Quentin Tarantino films are easy to pick out of a lineup, because they are straight-up saturated in the writer/director's unique filmmaking style. He built an entire career atop punchy dialogue, stylized action, 1970s-inspired dance numbers — and, most importantly, making totally unique and genre-bending movies.

Over the last 30 years, the auteur has provided us with a handful of the most iconic movie moments in history and told some of the bloodiest, most stylistic, and compelling stories in modern cinema. Think about the phrase "Royale with cheese" from "Pulp Fiction," or the interrogation on the milk farm from "Inglourious Basterds." Pretty much every film he has directed has left an indelible impression on the moviemaking industry, earning him one of the most critically-acclaimed careers in the history of Hollywood.

But not all of Tarantino's films are home runs. There's one particular installment that rests comfortably at the bottom of his filmography.

Death Proof is Tarantino's worst film (by several measures)

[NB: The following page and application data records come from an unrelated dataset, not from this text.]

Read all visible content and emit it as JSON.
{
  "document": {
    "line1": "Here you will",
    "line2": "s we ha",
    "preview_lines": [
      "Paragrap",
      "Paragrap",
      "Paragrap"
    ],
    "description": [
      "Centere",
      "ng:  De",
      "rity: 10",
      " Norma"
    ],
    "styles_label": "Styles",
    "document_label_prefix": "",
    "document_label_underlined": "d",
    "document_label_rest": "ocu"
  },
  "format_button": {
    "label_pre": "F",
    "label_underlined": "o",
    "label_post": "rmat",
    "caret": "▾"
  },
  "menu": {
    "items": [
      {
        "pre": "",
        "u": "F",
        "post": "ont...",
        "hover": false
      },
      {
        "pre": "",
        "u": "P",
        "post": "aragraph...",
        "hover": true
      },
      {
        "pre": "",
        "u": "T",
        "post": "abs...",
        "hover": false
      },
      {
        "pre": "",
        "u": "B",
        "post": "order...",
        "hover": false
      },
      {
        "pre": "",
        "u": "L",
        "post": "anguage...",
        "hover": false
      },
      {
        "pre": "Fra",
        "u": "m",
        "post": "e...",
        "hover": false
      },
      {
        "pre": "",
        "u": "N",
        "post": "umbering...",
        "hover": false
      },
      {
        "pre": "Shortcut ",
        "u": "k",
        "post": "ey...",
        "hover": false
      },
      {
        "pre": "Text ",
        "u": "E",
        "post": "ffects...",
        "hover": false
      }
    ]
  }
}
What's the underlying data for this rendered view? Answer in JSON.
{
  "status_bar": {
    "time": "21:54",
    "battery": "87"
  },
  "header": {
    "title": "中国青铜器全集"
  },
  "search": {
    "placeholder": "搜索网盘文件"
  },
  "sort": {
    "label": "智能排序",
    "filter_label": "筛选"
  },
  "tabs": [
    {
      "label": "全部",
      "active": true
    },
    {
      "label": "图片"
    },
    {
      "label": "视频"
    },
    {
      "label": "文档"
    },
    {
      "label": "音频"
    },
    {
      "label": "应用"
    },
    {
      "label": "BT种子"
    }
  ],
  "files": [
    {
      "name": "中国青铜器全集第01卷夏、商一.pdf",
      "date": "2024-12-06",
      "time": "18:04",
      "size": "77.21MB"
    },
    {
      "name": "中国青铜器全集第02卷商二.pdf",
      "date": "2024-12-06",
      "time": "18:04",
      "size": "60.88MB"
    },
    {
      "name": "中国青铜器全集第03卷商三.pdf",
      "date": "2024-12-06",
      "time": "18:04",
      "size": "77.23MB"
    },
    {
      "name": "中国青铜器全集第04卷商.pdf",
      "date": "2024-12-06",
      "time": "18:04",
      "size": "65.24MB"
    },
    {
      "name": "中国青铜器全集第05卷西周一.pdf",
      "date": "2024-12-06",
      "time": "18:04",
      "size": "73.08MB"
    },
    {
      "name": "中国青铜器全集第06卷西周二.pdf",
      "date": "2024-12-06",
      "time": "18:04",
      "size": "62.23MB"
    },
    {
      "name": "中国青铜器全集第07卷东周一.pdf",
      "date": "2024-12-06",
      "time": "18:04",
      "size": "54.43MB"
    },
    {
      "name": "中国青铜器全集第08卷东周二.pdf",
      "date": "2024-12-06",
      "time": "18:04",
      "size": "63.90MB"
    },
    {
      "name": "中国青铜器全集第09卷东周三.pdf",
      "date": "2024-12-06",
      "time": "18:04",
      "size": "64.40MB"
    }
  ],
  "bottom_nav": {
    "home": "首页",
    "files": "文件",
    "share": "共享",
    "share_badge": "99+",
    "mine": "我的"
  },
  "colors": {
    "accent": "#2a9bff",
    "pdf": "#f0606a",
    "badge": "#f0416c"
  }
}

2007's "Death Proof" is the story of Stuntman Mike McKay (played by Kurt Russell), a psychotic stunt driver who murders people with his car. It's gory, it's sexy, and it is unashamedly 100-percent Tarantino.

But according to Box Office Mojo, the film's initial run grossed just $31 million worldwide – less than every Tarantino movie ever (except for "Reservoir Dogs," which, to be fair, didn't get an international release during its 1992 theatrical run). It was even outpaced by "Jackie Brown," which earned only $40 million back in 1997.

Unlike "Reservoir Dogs" and "Jackie Brown" — which both achieved cult fandom outside of theaters, despite their modest earnings — "Death Proof" is one of the lowest-earning Tarantino films and the lowest-rated. According to IMDb, which aggregates public opinions about movies (and then expresses those opinions on a scale of 1 to 10), "Death Proof" currently stands at an even 7.0.

On a scale of 10, a seven might sound downright respectable, but it's a full half-point lower than the 7.5 awarded to "Jackie Brown," and almost two points behind the 8.9 awarded to "Pulp Fiction."

Look, "Death Proof" isn't a bad film, but the company it keeps and the Tarantino name on the front of the poster — certainly aren't doing it any favors. But don't take our word for it. Tarantino, himself, has called "Death Proof" his worst film, so who are we to disagree?